As a company active in research and development in Belgium and France, Galapagos has benefited from certain research and development incentives. If the Belgian and/or the French government decide to eliminate, or reduce the scope or the rate of, the research and development incentive benefit, either of which it could decide to do at any time, Galapagos' results of operations could be adversely affected. Galapagos also expects to benefit in the future from the “patent income deduction” initiative in Belgium. If, however, there are unexpected adverse changes to the Belgian “patent income deduction” initiative, or Galapagos is unable to qualify for such advantageous tax legislation, its business, results of operations and financial condition may be adversely affected.

Galapagos has received several technological innovation grants to date, to support various research programs from an agency of the Flemish government to support technological innovation in Flanders. If Galapagos fails to comply with its contractual obligations under the applicable technological innovation grant agreements, Galapagos could be forced to repay all or part of the grants received. Such repayment could adversely affect Galapagos' ability to finance its research and development projects.

Galapagos annually establishes a detailed budget that is submitted to the Board of Directors for review and approval. The Group’s performance compared to the budget is continuously monitored by the Executive Committee and is discussed with the Board at least once per quarter. For the establishment of its financial information, the Group has processes and methods in place that enable the preparation of consolidated financial statements for its annual and mid-year reporting, and more often if required.
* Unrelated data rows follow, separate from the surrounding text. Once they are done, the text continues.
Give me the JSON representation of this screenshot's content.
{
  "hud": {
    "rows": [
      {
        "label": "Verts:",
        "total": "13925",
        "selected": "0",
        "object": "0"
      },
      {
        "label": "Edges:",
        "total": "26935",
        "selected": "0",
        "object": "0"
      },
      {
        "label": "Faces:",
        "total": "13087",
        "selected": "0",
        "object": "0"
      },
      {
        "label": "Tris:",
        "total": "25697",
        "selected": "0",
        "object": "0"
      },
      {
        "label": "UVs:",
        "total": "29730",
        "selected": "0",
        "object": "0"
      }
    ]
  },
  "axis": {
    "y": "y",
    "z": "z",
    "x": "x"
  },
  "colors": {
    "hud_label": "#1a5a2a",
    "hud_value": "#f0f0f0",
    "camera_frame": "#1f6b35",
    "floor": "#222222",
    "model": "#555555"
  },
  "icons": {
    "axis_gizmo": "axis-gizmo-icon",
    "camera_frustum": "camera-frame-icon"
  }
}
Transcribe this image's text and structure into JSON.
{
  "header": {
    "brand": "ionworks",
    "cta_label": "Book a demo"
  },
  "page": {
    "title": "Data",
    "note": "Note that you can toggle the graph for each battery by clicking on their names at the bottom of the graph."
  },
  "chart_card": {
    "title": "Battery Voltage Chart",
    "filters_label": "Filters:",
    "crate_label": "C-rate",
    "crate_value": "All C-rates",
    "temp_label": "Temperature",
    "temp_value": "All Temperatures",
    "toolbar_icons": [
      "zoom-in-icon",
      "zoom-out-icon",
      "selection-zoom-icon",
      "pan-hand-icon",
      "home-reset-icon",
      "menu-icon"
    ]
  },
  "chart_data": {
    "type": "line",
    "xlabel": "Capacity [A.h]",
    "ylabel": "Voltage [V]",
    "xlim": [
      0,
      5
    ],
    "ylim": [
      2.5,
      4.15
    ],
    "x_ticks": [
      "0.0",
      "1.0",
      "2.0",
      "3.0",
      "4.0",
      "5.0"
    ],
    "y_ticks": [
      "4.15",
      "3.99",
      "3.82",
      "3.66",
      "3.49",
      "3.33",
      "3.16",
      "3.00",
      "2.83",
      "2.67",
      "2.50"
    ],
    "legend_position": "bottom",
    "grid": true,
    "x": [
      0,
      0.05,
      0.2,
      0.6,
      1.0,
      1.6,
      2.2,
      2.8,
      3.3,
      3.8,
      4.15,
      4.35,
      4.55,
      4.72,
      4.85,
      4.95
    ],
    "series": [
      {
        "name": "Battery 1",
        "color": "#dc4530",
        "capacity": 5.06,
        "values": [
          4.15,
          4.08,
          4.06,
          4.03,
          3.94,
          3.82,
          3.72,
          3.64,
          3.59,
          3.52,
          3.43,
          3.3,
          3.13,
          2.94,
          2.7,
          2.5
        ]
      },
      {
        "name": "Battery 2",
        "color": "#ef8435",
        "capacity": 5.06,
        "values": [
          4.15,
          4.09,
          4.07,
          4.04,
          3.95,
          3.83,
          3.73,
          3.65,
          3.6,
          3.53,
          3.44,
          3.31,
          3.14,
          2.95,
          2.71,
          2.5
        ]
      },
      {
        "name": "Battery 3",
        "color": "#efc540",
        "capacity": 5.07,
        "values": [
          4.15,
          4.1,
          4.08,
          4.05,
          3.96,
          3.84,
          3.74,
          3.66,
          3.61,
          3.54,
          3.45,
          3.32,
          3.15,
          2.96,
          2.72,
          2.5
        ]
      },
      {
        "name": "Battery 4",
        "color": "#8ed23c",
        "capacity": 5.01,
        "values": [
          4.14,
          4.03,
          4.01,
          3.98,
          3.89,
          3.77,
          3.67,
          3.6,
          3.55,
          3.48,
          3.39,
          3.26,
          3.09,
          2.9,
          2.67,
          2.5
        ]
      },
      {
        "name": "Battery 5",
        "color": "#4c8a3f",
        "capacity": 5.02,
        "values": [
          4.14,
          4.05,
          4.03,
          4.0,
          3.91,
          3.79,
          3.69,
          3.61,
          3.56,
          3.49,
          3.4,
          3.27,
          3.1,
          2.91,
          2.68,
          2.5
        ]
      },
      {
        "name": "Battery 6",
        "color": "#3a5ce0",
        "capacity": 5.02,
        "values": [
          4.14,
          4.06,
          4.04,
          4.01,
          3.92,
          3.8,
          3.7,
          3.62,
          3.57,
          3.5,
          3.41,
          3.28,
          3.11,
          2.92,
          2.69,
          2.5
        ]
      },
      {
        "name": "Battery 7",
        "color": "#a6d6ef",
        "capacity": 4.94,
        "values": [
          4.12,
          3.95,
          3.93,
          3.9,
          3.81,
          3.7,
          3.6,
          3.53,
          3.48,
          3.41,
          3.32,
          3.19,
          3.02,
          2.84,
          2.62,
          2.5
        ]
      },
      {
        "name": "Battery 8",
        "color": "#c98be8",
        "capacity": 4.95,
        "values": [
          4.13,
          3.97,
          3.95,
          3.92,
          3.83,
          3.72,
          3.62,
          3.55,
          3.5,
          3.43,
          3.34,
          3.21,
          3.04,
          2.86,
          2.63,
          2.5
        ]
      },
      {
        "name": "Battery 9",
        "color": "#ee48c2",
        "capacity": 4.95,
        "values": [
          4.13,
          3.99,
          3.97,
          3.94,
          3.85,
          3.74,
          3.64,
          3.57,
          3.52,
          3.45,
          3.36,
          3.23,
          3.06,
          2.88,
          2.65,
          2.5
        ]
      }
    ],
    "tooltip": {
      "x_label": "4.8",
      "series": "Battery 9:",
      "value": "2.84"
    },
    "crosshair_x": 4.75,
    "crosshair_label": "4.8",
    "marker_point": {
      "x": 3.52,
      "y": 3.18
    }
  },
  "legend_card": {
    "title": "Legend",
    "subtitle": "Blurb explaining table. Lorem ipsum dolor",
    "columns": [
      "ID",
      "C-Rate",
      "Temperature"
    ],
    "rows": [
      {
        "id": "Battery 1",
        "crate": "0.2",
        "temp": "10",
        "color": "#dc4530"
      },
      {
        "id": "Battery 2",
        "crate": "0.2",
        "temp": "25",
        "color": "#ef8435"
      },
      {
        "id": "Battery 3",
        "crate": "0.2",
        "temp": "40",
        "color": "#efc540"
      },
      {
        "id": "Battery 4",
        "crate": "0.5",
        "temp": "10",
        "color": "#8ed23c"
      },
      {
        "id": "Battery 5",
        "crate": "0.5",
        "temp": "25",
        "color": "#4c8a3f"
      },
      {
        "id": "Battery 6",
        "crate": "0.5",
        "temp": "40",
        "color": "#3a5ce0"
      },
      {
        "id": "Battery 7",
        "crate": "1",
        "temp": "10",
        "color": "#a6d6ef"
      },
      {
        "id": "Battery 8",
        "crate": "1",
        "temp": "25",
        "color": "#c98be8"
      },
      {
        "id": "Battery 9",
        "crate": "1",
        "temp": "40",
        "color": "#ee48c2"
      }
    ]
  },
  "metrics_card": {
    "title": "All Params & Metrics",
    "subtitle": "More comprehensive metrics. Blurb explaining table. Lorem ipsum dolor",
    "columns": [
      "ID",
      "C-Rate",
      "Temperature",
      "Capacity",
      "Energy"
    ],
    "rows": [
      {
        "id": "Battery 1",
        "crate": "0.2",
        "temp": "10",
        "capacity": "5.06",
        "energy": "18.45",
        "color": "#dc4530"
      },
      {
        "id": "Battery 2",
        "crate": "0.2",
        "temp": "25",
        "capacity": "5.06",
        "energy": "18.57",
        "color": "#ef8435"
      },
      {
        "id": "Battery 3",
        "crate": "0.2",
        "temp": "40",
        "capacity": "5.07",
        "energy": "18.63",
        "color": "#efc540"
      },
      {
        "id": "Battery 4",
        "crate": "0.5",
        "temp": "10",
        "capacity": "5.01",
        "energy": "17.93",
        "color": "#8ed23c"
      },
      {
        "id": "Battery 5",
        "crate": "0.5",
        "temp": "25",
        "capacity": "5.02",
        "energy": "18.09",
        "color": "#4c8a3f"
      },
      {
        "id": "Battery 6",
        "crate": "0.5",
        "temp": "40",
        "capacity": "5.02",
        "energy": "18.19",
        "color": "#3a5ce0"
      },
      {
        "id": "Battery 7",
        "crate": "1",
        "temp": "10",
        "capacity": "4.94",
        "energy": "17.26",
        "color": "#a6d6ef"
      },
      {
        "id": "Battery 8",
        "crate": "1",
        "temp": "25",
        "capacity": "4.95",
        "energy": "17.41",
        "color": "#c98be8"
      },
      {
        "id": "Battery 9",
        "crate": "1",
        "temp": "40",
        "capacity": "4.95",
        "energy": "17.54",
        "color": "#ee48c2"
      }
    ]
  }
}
The Group’s management reporting systems – which include an advanced integrated ERP system – secure the generation of consistent financial and operational information, allowing management to follow-up the Group’s performance on a daily basis.